Copy the data exactly. Images are to be left out.

╭─ INFORMATION SHOWN

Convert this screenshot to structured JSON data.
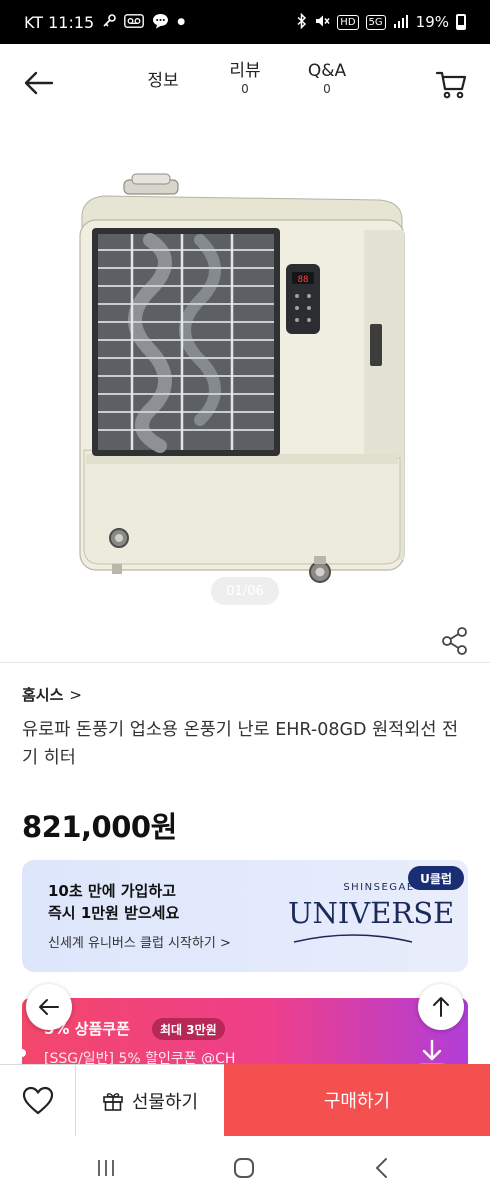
{
  "status_bar": {
    "time": "KT 11:15",
    "battery": "19%",
    "icons_left": [
      "key-icon",
      "voicemail-icon",
      "chat-bubble-icon",
      "dot-icon"
    ],
    "icons_right": [
      "bluetooth-icon",
      "mute-icon",
      "hd-icon",
      "5g-icon",
      "signal-icon",
      "battery-icon"
    ],
    "hd_label": "HD",
    "g5_label": "5G"
  },
  "header": {
    "tabs": [
      {
        "label": "정보",
        "count": ""
      },
      {
        "label": "리뷰",
        "count": "0"
      },
      {
        "label": "Q&A",
        "count": "0"
      }
    ]
  },
  "gallery": {
    "counter": "01/06"
  },
  "product": {
    "brand": "홈시스",
    "brand_chevron": ">",
    "title": "유로파 돈풍기 업소용 온풍기 난로 EHR-08GD 원적외선 전기 히터",
    "price": "821,000원"
  },
  "universe_banner": {
    "line1": "10초 만에 가입하고",
    "line2": "즉시 1만원 받으세요",
    "cta": "신세계 유니버스 클럽 시작하기 >",
    "badge": "U클럽",
    "logo_sub": "SHINSEGAE",
    "logo": "UNIVERSE"
  },
  "coupon_banner": {
    "title": "5% 상품쿠폰",
    "max_label": "최대 3만원",
    "desc": "[SSG/일반] 5% 할인쿠폰 @CH"
  },
  "bottom_bar": {
    "gift_label": "선물하기",
    "buy_label": "구매하기"
  },
  "colors": {
    "buy_button": "#f4504f",
    "universe_badge": "#1a2e73",
    "coupon_gradient_start": "#f3476b",
    "coupon_gradient_end": "#b13ed8",
    "heater_body": "#efeee0"
  }
}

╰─

▶ RESULT FOR THIS EXERCISE:
Convert this screenshot to structured JSON data.
{
  "status_bar": {
    "time": "KT 11:15",
    "battery": "19%",
    "icons_left": [
      "key-icon",
      "voicemail-icon",
      "chat-bubble-icon",
      "dot-icon"
    ],
    "icons_right": [
      "bluetooth-icon",
      "mute-icon",
      "hd-icon",
      "5g-icon",
      "signal-icon",
      "battery-icon"
    ],
    "hd_label": "HD",
    "g5_label": "5G"
  },
  "header": {
    "tabs": [
      {
        "label": "정보",
        "count": ""
      },
      {
        "label": "리뷰",
        "count": "0"
      },
      {
        "label": "Q&A",
        "count": "0"
      }
    ]
  },
  "gallery": {
    "counter": "01/06"
  },
  "product": {
    "brand": "홈시스",
    "brand_chevron": ">",
    "title": "유로파 돈풍기 업소용 온풍기 난로 EHR-08GD 원적외선 전기 히터",
    "price": "821,000원"
  },
  "universe_banner": {
    "line1": "10초 만에 가입하고",
    "line2": "즉시 1만원 받으세요",
    "cta": "신세계 유니버스 클럽 시작하기 >",
    "badge": "U클럽",
    "logo_sub": "SHINSEGAE",
    "logo": "UNIVERSE"
  },
  "coupon_banner": {
    "title": "5% 상품쿠폰",
    "max_label": "최대 3만원",
    "desc": "[SSG/일반] 5% 할인쿠폰 @CH"
  },
  "bottom_bar": {
    "gift_label": "선물하기",
    "buy_label": "구매하기"
  },
  "colors": {
    "buy_button": "#f4504f",
    "universe_badge": "#1a2e73",
    "coupon_gradient_start": "#f3476b",
    "coupon_gradient_end": "#b13ed8",
    "heater_body": "#efeee0"
  }
}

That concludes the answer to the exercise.